## WHAT YOU ARE ASKED TO DO
Output all the entries below. Each must match exactly.

EXERCISE INPUTS below:

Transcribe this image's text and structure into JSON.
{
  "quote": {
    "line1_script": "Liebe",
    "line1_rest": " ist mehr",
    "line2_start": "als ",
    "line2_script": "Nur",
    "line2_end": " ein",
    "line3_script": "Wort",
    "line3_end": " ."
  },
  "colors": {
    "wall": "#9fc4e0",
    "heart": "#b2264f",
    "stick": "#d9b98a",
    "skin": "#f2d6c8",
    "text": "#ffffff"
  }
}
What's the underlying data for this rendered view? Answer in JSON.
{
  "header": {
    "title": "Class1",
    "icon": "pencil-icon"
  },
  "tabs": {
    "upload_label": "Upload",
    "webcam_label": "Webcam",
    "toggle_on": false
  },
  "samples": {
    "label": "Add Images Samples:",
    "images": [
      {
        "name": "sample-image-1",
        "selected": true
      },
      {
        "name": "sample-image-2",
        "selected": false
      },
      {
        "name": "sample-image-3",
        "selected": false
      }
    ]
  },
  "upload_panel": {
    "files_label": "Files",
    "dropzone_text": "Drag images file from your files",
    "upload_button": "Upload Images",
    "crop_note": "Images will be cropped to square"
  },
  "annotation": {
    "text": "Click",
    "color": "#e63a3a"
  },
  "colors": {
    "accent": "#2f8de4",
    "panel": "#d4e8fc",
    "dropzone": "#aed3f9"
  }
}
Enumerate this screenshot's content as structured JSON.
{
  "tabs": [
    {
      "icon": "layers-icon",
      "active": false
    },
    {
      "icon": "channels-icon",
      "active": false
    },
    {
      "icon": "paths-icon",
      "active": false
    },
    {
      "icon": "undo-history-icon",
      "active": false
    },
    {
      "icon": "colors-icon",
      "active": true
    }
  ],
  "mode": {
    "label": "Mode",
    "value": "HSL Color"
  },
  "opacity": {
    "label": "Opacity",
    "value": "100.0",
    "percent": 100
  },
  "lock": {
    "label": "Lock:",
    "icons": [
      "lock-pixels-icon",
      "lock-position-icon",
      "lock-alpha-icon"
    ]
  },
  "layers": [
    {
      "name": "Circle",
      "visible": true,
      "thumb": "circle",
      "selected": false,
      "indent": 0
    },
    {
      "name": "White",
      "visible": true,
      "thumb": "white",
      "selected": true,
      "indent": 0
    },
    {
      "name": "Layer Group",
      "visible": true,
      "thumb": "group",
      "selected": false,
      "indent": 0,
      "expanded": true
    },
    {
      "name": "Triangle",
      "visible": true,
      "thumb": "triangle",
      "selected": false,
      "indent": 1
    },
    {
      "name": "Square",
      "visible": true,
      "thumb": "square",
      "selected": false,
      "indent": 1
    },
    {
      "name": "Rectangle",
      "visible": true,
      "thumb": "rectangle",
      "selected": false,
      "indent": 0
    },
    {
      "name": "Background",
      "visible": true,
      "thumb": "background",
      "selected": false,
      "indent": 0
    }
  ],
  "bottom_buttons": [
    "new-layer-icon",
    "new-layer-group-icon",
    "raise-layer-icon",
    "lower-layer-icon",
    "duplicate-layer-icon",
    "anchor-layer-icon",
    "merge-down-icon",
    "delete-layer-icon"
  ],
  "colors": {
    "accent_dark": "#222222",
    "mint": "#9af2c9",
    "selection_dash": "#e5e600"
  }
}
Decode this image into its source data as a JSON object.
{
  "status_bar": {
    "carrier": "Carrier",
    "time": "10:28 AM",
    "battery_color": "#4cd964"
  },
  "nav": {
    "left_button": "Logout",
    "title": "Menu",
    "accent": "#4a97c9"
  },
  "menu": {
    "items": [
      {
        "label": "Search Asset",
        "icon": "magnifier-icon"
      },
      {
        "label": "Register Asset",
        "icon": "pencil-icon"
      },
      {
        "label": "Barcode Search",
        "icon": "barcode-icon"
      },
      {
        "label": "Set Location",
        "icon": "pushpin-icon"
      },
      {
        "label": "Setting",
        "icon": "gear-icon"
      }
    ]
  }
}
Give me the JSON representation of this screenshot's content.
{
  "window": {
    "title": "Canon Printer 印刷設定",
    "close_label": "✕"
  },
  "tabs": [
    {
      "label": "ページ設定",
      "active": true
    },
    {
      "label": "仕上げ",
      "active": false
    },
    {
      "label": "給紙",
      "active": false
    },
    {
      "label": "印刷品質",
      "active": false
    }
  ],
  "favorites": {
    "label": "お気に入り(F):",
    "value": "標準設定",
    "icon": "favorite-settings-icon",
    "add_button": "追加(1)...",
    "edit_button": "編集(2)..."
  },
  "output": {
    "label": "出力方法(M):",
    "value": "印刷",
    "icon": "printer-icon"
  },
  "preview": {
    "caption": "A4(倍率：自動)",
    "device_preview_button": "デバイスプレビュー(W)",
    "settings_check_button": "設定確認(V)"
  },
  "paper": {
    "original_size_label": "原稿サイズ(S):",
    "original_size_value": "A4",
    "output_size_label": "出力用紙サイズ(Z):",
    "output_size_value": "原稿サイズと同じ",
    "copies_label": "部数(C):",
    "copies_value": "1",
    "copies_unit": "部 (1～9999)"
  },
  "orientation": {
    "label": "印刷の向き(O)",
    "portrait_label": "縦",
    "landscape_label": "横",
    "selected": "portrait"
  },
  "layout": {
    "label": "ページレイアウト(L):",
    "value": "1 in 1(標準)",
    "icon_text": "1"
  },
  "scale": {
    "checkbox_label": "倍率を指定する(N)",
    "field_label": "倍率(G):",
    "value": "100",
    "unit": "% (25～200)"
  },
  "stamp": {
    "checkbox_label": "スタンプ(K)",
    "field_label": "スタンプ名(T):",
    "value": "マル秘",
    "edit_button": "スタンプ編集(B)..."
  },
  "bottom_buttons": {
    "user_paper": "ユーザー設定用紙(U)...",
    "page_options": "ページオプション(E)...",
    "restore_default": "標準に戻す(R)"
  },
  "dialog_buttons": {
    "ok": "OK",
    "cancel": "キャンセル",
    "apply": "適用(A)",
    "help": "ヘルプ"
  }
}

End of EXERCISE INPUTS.

## SOLUTION FOR THIS TASK
Transcribe this image's text and structure into JSON.
{
  "quote": {
    "line1_script": "Liebe",
    "line1_rest": " ist mehr",
    "line2_start": "als ",
    "line2_script": "Nur",
    "line2_end": " ein",
    "line3_script": "Wort",
    "line3_end": " ."
  },
  "colors": {
    "wall": "#9fc4e0",
    "heart": "#b2264f",
    "stick": "#d9b98a",
    "skin": "#f2d6c8",
    "text": "#ffffff"
  }
}
What's the underlying data for this rendered view? Answer in JSON.
{
  "header": {
    "title": "Class1",
    "icon": "pencil-icon"
  },
  "tabs": {
    "upload_label": "Upload",
    "webcam_label": "Webcam",
    "toggle_on": false
  },
  "samples": {
    "label": "Add Images Samples:",
    "images": [
      {
        "name": "sample-image-1",
        "selected": true
      },
      {
        "name": "sample-image-2",
        "selected": false
      },
      {
        "name": "sample-image-3",
        "selected": false
      }
    ]
  },
  "upload_panel": {
    "files_label": "Files",
    "dropzone_text": "Drag images file from your files",
    "upload_button": "Upload Images",
    "crop_note": "Images will be cropped to square"
  },
  "annotation": {
    "text": "Click",
    "color": "#e63a3a"
  },
  "colors": {
    "accent": "#2f8de4",
    "panel": "#d4e8fc",
    "dropzone": "#aed3f9"
  }
}
Enumerate this screenshot's content as structured JSON.
{
  "tabs": [
    {
      "icon": "layers-icon",
      "active": false
    },
    {
      "icon": "channels-icon",
      "active": false
    },
    {
      "icon": "paths-icon",
      "active": false
    },
    {
      "icon": "undo-history-icon",
      "active": false
    },
    {
      "icon": "colors-icon",
      "active": true
    }
  ],
  "mode": {
    "label": "Mode",
    "value": "HSL Color"
  },
  "opacity": {
    "label": "Opacity",
    "value": "100.0",
    "percent": 100
  },
  "lock": {
    "label": "Lock:",
    "icons": [
      "lock-pixels-icon",
      "lock-position-icon",
      "lock-alpha-icon"
    ]
  },
  "layers": [
    {
      "name": "Circle",
      "visible": true,
      "thumb": "circle",
      "selected": false,
      "indent": 0
    },
    {
      "name": "White",
      "visible": true,
      "thumb": "white",
      "selected": true,
      "indent": 0
    },
    {
      "name": "Layer Group",
      "visible": true,
      "thumb": "group",
      "selected": false,
      "indent": 0,
      "expanded": true
    },
    {
      "name": "Triangle",
      "visible": true,
      "thumb": "triangle",
      "selected": false,
      "indent": 1
    },
    {
      "name": "Square",
      "visible": true,
      "thumb": "square",
      "selected": false,
      "indent": 1
    },
    {
      "name": "Rectangle",
      "visible": true,
      "thumb": "rectangle",
      "selected": false,
      "indent": 0
    },
    {
      "name": "Background",
      "visible": true,
      "thumb": "background",
      "selected": false,
      "indent": 0
    }
  ],
  "bottom_buttons": [
    "new-layer-icon",
    "new-layer-group-icon",
    "raise-layer-icon",
    "lower-layer-icon",
    "duplicate-layer-icon",
    "anchor-layer-icon",
    "merge-down-icon",
    "delete-layer-icon"
  ],
  "colors": {
    "accent_dark": "#222222",
    "mint": "#9af2c9",
    "selection_dash": "#e5e600"
  }
}
Decode this image into its source data as a JSON object.
{
  "status_bar": {
    "carrier": "Carrier",
    "time": "10:28 AM",
    "battery_color": "#4cd964"
  },
  "nav": {
    "left_button": "Logout",
    "title": "Menu",
    "accent": "#4a97c9"
  },
  "menu": {
    "items": [
      {
        "label": "Search Asset",
        "icon": "magnifier-icon"
      },
      {
        "label": "Register Asset",
        "icon": "pencil-icon"
      },
      {
        "label": "Barcode Search",
        "icon": "barcode-icon"
      },
      {
        "label": "Set Location",
        "icon": "pushpin-icon"
      },
      {
        "label": "Setting",
        "icon": "gear-icon"
      }
    ]
  }
}
Give me the JSON representation of this screenshot's content.
{
  "window": {
    "title": "Canon Printer 印刷設定",
    "close_label": "✕"
  },
  "tabs": [
    {
      "label": "ページ設定",
      "active": true
    },
    {
      "label": "仕上げ",
      "active": false
    },
    {
      "label": "給紙",
      "active": false
    },
    {
      "label": "印刷品質",
      "active": false
    }
  ],
  "favorites": {
    "label": "お気に入り(F):",
    "value": "標準設定",
    "icon": "favorite-settings-icon",
    "add_button": "追加(1)...",
    "edit_button": "編集(2)..."
  },
  "output": {
    "label": "出力方法(M):",
    "value": "印刷",
    "icon": "printer-icon"
  },
  "preview": {
    "caption": "A4(倍率：自動)",
    "device_preview_button": "デバイスプレビュー(W)",
    "settings_check_button": "設定確認(V)"
  },
  "paper": {
    "original_size_label": "原稿サイズ(S):",
    "original_size_value": "A4",
    "output_size_label": "出力用紙サイズ(Z):",
    "output_size_value": "原稿サイズと同じ",
    "copies_label": "部数(C):",
    "copies_value": "1",
    "copies_unit": "部 (1～9999)"
  },
  "orientation": {
    "label": "印刷の向き(O)",
    "portrait_label": "縦",
    "landscape_label": "横",
    "selected": "portrait"
  },
  "layout": {
    "label": "ページレイアウト(L):",
    "value": "1 in 1(標準)",
    "icon_text": "1"
  },
  "scale": {
    "checkbox_label": "倍率を指定する(N)",
    "field_label": "倍率(G):",
    "value": "100",
    "unit": "% (25～200)"
  },
  "stamp": {
    "checkbox_label": "スタンプ(K)",
    "field_label": "スタンプ名(T):",
    "value": "マル秘",
    "edit_button": "スタンプ編集(B)..."
  },
  "bottom_buttons": {
    "user_paper": "ユーザー設定用紙(U)...",
    "page_options": "ページオプション(E)...",
    "restore_default": "標準に戻す(R)"
  },
  "dialog_buttons": {
    "ok": "OK",
    "cancel": "キャンセル",
    "apply": "適用(A)",
    "help": "ヘルプ"
  }
}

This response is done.